Today is a good day to not only remember the dead spiritually, but to tell your children about their ancestors. Bring out those old photo albums and family trees! Write down your family's stories for your children and grandchildren! Impress upon them the importance of their ancestors! Bring to their minds these words from Ecclesiasticus:

Ecclesiasticus 44:1-15 Let us now praise men of renown, and our fathers in their generation. The Lord hath wrought great glory through his magnificence from the beginning. Such as have borne rule in their dominions, men of great power, and endued with their wisdom, shewing forth in the prophets the dignity of prophets, And ruling over the present people, and by the strength of wisdom instructing the people in most holy words. Such as by their skill sought out musical tunes, and published canticles of the scriptures. Rich men in virtue, studying beautifulness: living at peace in their houses. All these have gained glory in their generations, and were praised in their days. They that were born of them have left a name behind them, that their praises might be related:

And there are some, of whom there is no memorial: who are perished, as if they had never been: and are become as if they had never been born, and their children with them. But these were men of mercy, whose godly deeds have not failed: Good things continue with their seed, Their posterity are a holy inheritance, and their seed hath stood in the covenants. And their children for their sakes remain for ever: their seed and their glory shall not be forsaken. Their bodies are buried in peace, and their name liveth unto generation and generation. Let the people shew forth their wisdom, and the Church declare their praise.

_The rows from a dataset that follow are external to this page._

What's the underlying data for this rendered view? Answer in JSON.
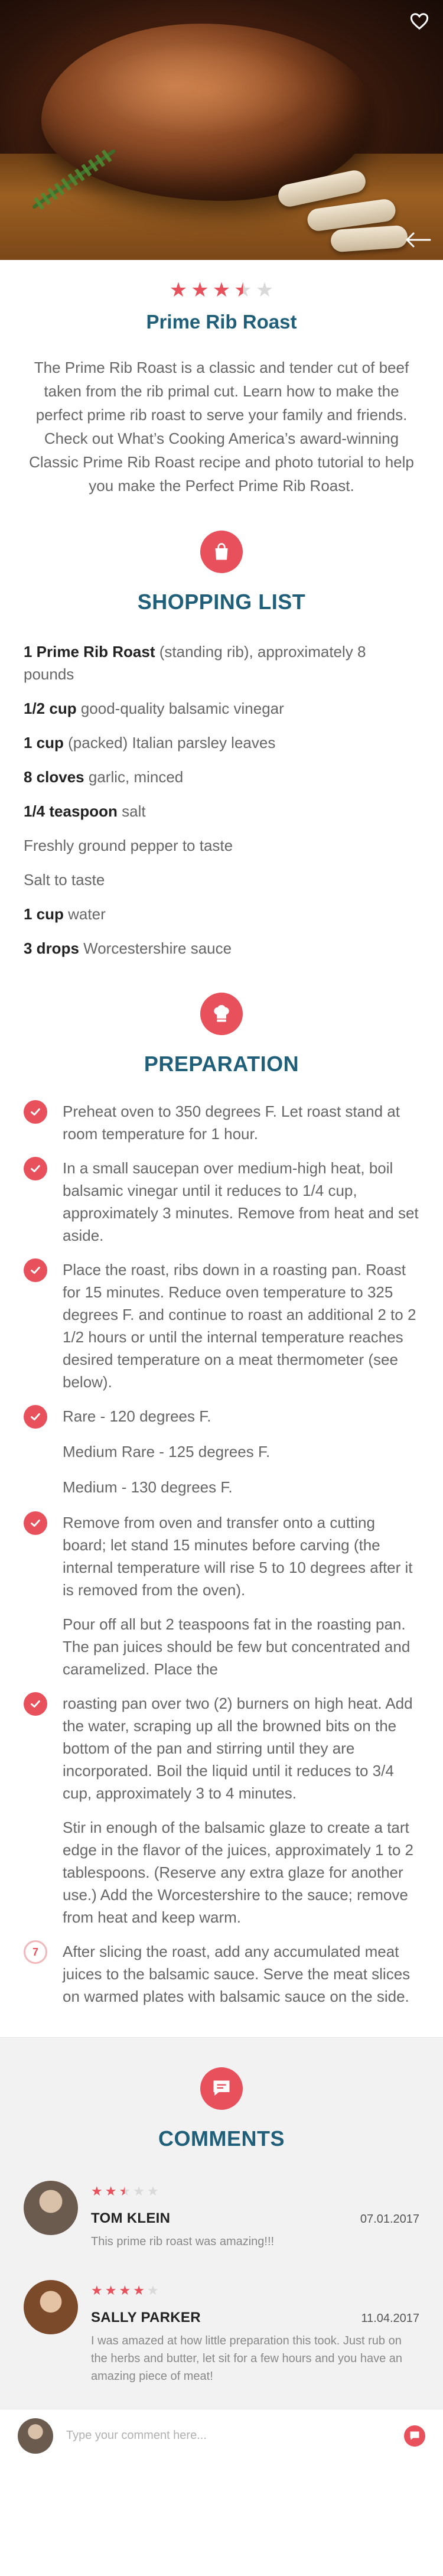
{
  "recipe": {
    "rating": {
      "value": 3.5,
      "max": 5
    },
    "title": "Prime Rib Roast",
    "intro": "The Prime Rib Roast is a classic and tender cut of beef taken from the rib primal cut.  Learn how to make the perfect prime rib roast to serve your family and friends.  Check out What’s Cooking America’s award-winning Classic Prime Rib Roast recipe and photo tutorial to help you make the Perfect Prime Rib Roast."
  },
  "icons": {
    "favorite": "heart-outline-icon",
    "back": "arrow-left-icon",
    "shopping": "shopping-bag-icon",
    "preparation": "chef-hat-icon",
    "comments": "chat-bubble-icon",
    "step_done": "check-icon",
    "send": "send-icon"
  },
  "colors": {
    "accent": "#e8505b",
    "heading": "#1f5f7a",
    "text": "#666666"
  },
  "shopping": {
    "title": "SHOPPING LIST",
    "items": [
      {
        "qty": "1 Prime Rib Roast",
        "desc": " (standing rib), approximately 8 pounds"
      },
      {
        "qty": "1/2 cup",
        "desc": " good-quality balsamic vinegar"
      },
      {
        "qty": "1 cup",
        "desc": " (packed) Italian parsley leaves"
      },
      {
        "qty": "8 cloves",
        "desc": " garlic, minced"
      },
      {
        "qty": "1/4 teaspoon",
        "desc": " salt"
      },
      {
        "qty": "",
        "desc": "Freshly ground pepper to taste"
      },
      {
        "qty": "",
        "desc": "Salt to taste"
      },
      {
        "qty": "1 cup",
        "desc": " water"
      },
      {
        "qty": "3 drops",
        "desc": " Worcestershire sauce"
      }
    ]
  },
  "preparation": {
    "title": "PREPARATION",
    "steps": [
      {
        "state": "done",
        "text": "Preheat oven to 350 degrees F.  Let roast stand at room temperature for 1 hour."
      },
      {
        "state": "done",
        "text": "In a small saucepan over medium-high heat, boil balsamic vinegar until it reduces to 1/4 cup, approximately 3 minutes.  Remove from heat and set aside."
      },
      {
        "state": "done",
        "text": "Place the roast, ribs down in a roasting pan.  Roast for 15 minutes. Reduce oven temperature to 325 degrees F. and continue to roast an additional 2 to 2 1/2 hours or until the internal temperature reaches desired temperature on a meat thermometer (see below)."
      },
      {
        "state": "done",
        "text": "Rare - 120 degrees F."
      },
      {
        "state": "none",
        "text": "Medium Rare - 125 degrees F."
      },
      {
        "state": "none",
        "text": "Medium - 130 degrees F."
      },
      {
        "state": "done",
        "text": "Remove from oven and transfer onto a cutting board; let stand 15 minutes before carving (the internal temperature will rise 5 to 10 degrees after it is removed from the oven)."
      },
      {
        "state": "none",
        "text": "Pour off all but 2 teaspoons fat in the roasting pan.  The pan juices should be few but concentrated and caramelized.  Place the"
      },
      {
        "state": "done",
        "text": "roasting pan over two (2) burners on high heat.  Add the water, scraping up all the browned bits on the bottom of the pan and stirring until they are incorporated.  Boil the liquid until it reduces to 3/4 cup, approximately 3 to 4 minutes."
      },
      {
        "state": "none",
        "text": "Stir in enough of the balsamic glaze to create a tart edge in the flavor of the juices, approximately 1 to 2 tablespoons.  (Reserve any extra glaze for another use.) Add the Worcestershire to the sauce; remove from heat and keep warm."
      },
      {
        "state": "open",
        "number": "7",
        "text": "After slicing the roast, add any accumulated meat juices to the balsamic sauce.  Serve the meat slices on warmed plates with balsamic sauce on the side."
      }
    ]
  },
  "comments": {
    "title": "COMMENTS",
    "items": [
      {
        "name": "TOM KLEIN",
        "date": "07.01.2017",
        "rating": 2.5,
        "text": "This prime rib roast was amazing!!!",
        "avatar": "male"
      },
      {
        "name": "SALLY PARKER",
        "date": "11.04.2017",
        "rating": 4,
        "text": "I was amazed at how little preparation this took. Just rub on the herbs and butter, let sit for a few hours and you have an amazing piece of meat!",
        "avatar": "female"
      }
    ]
  },
  "composer": {
    "placeholder": "Type your comment here..."
  }
}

Celebrate your family, your history, your faith.

Saturday, November 1, 2008

All Saints Day

Father, All-Powerful and ever-living God,
today we rejoice in the holy men and women
of every time and place.
May their prayers bring us your forgiveness and love
We ask this in the name of Jesus Christ our Lord. Amen.

From Christian Prayer: Liturgy of the Hours

Today we made pretzels in celebration of All Saints Day.

Grace is trying to get the hang of rolling out logs.

Sean just wants to eat the dough.

Gabriel thought eating an iced cookie was a much better idea.

We shaped them as an 8 or infinity symbol in remembrance of the saints.

The Number eight is clearly the new beginning, or a new cycle. The number 8 is made up of 7+1. Seven symbolizes that something is complete. The number one means a beginning.

The number 8 symbolizes the new life the Saints enjoy in the presence of God. The infinity sign is representative to me of eternal life.

I used a recipe from Sandy over at Whistlestop Cafe Cooking. It was very easy to follow.


Finally, I am posting picts of our scarecrow. Grace and Sean had a ball "helping" me stuff him.

We picked some great pumpkins on our rainy trip to the Grand Ol Pumpkin Patch. I think the kids had more fun running through the rain than picking out pumpkins.

Here is Jack, our happy pumpkin.

The kids, even the big ones, dressed up for Trick or Treating. The boys were cowboys and Grace was a princess of course. Michael got in on the act as Zorro.

Gabriel was very excited that his mommy was going to be a cowboy girl too.

I have to say I was disappointed in our street. No lights were on. We had to walk two streets over before we found anyone offering treats. The back street in our neighborhood was well decorated and had families sitting on their steps enjoying the night. Our kids had a great time. After Sean got his first piece of chocolate he was more content to stay in the wagon and eat his candy. Grace and Gabriel raced each other to ring the doorbells. It was really nice to see all the families out walking together.

After making it back to our home, we had several children knocking on our door. I made mummy dogs and hot chocolate for all. Along with ghost cookies and pumpkin cake. Our friends stopped by with some wine. We enjoyed our spirits and had a wonderful evening.